Hypoplastic left heart syndrome is a condition where the left lower pumping chamber (left ventricle) of the heart does not develop properly so is much smaller than usual. The mitral valve between the left ventricle and the upper left filling chamber (left atrium) is often closed or very small

Read more about Hypoplastic left heart syndrome on the British Heart Foundation's website.

Pulmonary Atresia with Intact Ventricular Septum

Pulmonary atresia with intact ventricular septum is comprised of two main abnormalities. The pulmonary valve, which allows blood to flow from the heart into the lungs, is completely blocked. Additionally, the right ventricle, which pumps blood to the lungs, has not developed as normal. This means that oxygen cannot be delivered to the body the way it should.

Read more about Pulmonary atresia with intact ventricular septum on the British Heart Foundation's website.

Shone's Complex

Shone's complex is a congenital heart defect that affects how blood flows into and out of the left side of the heart. It consists of multiple abnormalities that result in blood being unable to flow through the left side, causing symptoms of congestive heart failure.

Tricuspid Atresia

Tricuspid atresia is a condition in which the valve linking the right ventricle and the right atrium (tricuspid valve) is closed or missing, resulting in a small right ventricle.

Read more about Tricuspid atresia on the British Heart Foundation's website.

Unbalanced atrioventricular septal defect (AVSD)

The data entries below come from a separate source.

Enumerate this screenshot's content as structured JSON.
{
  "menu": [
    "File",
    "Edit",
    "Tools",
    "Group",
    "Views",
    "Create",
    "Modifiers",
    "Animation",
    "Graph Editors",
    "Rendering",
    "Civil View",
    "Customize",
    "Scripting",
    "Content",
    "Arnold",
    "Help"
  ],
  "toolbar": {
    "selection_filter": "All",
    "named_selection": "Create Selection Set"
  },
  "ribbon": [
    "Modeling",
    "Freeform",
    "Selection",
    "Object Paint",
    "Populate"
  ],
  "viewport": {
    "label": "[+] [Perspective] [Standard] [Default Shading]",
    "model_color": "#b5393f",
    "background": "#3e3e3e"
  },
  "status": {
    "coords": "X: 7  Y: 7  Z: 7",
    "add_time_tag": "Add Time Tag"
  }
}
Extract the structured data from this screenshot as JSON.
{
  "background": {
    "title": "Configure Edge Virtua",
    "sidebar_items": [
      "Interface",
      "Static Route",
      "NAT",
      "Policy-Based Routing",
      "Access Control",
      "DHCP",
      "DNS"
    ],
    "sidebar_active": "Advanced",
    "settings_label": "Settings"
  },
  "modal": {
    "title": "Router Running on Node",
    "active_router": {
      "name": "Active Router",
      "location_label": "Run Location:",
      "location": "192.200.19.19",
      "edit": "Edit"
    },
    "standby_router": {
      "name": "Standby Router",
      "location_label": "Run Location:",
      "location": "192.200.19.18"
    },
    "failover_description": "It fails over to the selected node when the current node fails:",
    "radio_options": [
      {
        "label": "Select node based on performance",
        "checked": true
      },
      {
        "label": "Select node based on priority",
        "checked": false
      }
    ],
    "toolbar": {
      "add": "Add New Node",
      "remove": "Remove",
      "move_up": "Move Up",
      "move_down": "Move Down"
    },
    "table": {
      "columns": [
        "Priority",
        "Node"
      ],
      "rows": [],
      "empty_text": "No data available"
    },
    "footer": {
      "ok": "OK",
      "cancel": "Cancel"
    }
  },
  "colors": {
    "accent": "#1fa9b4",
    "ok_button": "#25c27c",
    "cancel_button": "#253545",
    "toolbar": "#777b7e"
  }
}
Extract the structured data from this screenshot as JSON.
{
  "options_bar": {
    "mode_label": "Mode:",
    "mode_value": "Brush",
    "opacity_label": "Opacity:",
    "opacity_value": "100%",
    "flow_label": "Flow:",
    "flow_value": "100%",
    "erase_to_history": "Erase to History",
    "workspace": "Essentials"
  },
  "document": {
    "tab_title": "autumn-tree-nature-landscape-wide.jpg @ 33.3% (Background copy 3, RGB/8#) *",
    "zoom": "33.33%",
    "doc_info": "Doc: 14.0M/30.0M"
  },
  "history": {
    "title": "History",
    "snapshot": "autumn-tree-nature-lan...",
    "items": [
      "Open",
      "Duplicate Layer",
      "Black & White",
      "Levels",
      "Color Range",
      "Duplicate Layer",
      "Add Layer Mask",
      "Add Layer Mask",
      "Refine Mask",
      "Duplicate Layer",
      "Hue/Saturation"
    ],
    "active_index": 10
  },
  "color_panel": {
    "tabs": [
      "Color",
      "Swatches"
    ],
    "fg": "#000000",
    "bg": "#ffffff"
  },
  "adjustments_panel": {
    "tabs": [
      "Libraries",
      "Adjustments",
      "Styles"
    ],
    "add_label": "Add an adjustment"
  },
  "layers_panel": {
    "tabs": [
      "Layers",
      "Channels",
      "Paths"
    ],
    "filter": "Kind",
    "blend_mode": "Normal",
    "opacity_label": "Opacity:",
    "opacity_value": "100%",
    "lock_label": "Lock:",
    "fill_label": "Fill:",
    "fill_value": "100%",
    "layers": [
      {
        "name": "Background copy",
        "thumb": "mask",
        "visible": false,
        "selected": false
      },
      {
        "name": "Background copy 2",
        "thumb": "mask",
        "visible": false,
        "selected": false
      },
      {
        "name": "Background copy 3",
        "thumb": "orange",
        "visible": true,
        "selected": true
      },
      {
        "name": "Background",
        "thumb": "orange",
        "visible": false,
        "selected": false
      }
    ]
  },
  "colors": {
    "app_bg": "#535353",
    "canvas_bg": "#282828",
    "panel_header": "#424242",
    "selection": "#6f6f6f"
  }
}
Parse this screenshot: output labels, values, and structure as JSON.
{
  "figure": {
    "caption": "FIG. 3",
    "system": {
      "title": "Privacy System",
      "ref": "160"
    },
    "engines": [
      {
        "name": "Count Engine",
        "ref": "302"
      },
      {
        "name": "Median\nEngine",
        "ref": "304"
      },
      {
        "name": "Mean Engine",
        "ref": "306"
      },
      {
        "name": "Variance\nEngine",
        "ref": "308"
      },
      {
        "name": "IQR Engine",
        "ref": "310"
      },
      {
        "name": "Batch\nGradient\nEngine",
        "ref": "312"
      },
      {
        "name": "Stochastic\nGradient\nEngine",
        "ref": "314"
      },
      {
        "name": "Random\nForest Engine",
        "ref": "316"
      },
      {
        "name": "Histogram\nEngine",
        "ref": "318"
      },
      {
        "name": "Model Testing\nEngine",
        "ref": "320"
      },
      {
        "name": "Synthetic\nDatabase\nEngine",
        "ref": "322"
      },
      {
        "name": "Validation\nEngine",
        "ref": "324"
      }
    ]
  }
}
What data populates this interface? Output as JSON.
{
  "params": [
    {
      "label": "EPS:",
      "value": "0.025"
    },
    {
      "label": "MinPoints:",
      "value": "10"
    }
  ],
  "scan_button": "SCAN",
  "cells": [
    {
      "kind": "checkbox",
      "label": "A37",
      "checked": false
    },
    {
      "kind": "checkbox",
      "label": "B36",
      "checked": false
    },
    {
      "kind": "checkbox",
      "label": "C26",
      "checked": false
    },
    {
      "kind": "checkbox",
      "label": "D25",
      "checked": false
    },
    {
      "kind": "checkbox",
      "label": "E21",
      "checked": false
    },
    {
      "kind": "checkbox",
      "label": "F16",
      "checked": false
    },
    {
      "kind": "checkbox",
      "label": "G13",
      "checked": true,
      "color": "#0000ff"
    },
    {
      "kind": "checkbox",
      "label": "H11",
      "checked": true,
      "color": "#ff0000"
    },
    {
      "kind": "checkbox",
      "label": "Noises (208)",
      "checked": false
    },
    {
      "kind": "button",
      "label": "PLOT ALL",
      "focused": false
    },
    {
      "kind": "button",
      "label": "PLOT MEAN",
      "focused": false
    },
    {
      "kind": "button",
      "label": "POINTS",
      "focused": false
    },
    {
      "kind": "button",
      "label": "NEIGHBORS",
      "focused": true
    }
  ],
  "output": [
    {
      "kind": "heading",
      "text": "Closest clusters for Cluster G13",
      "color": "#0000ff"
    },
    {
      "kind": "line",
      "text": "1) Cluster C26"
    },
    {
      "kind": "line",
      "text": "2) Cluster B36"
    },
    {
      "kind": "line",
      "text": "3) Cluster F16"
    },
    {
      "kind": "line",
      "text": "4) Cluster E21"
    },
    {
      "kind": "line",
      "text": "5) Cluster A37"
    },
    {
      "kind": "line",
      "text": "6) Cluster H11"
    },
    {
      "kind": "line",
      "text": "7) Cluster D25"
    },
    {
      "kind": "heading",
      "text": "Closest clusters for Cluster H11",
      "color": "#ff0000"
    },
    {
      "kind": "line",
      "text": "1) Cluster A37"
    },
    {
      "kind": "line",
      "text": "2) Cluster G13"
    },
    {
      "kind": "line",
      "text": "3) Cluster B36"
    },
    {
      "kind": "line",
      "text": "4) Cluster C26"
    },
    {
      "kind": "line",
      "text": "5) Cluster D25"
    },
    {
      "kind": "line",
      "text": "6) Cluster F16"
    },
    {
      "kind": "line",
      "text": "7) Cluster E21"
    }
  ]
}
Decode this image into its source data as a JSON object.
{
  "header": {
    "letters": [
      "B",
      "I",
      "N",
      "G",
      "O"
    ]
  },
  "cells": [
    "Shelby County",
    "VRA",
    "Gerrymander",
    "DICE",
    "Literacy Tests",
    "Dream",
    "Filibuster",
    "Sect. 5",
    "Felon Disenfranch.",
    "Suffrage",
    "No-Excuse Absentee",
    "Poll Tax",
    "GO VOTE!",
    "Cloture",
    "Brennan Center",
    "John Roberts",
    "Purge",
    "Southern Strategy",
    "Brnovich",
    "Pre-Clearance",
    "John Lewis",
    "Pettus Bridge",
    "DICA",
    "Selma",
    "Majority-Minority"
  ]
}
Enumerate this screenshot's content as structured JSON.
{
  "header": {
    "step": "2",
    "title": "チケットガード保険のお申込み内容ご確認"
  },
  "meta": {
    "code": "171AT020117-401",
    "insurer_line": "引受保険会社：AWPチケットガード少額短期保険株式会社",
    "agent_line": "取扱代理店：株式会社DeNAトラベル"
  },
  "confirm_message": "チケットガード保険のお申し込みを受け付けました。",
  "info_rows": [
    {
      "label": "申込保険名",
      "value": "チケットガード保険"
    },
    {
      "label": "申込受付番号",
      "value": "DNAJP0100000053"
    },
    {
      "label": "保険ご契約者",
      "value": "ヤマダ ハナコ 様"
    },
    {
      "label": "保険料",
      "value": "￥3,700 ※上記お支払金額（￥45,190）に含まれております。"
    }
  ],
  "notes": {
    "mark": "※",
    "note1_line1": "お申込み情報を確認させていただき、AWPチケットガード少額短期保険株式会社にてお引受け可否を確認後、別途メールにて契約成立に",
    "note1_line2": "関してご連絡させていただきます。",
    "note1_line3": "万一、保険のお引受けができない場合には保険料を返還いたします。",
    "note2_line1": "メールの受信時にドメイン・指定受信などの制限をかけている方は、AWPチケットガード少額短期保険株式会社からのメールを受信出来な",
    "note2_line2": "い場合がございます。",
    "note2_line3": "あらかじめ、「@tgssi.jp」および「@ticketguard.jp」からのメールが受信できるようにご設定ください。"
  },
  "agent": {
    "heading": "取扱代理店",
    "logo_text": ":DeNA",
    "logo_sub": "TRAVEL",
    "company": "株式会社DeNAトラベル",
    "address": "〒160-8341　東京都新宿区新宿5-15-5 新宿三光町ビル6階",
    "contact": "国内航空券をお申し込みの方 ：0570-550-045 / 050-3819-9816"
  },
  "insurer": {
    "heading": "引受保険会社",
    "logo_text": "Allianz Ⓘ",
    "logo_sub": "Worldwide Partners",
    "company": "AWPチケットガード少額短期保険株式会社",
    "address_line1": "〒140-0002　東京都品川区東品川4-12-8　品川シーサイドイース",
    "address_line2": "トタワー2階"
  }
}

An atrioventricular septal defect results in a is a large hole between the upper filling chambers (atria) and the lower pumping chambers (ventricles) of the heart. There is also only one valve between the atria and ventricles instead of two. In some children, either the right or the left side of the heart may be underdeveloped. This is known as an unbalanced AVSD.  

Read more about Unbalanced atrioventricular septal defect on the British Heart Foundation's website.

Conditions with two ventricles

The Single Ventricle Service also looks after children with two adequate ventricles, which cannot be separated surgically. This includes the following conditions:

  • Atrioventricular septal defect with AV valve straddle
  • Criss-cross heart
  • Complex heterotaxy

Further information

For more information about these conditions, please see the fact sheet on the British Heart Foundation's website.

Please note, this list is not exhaustive and the team looks after children with other specialised conditions which may not be listed on this page.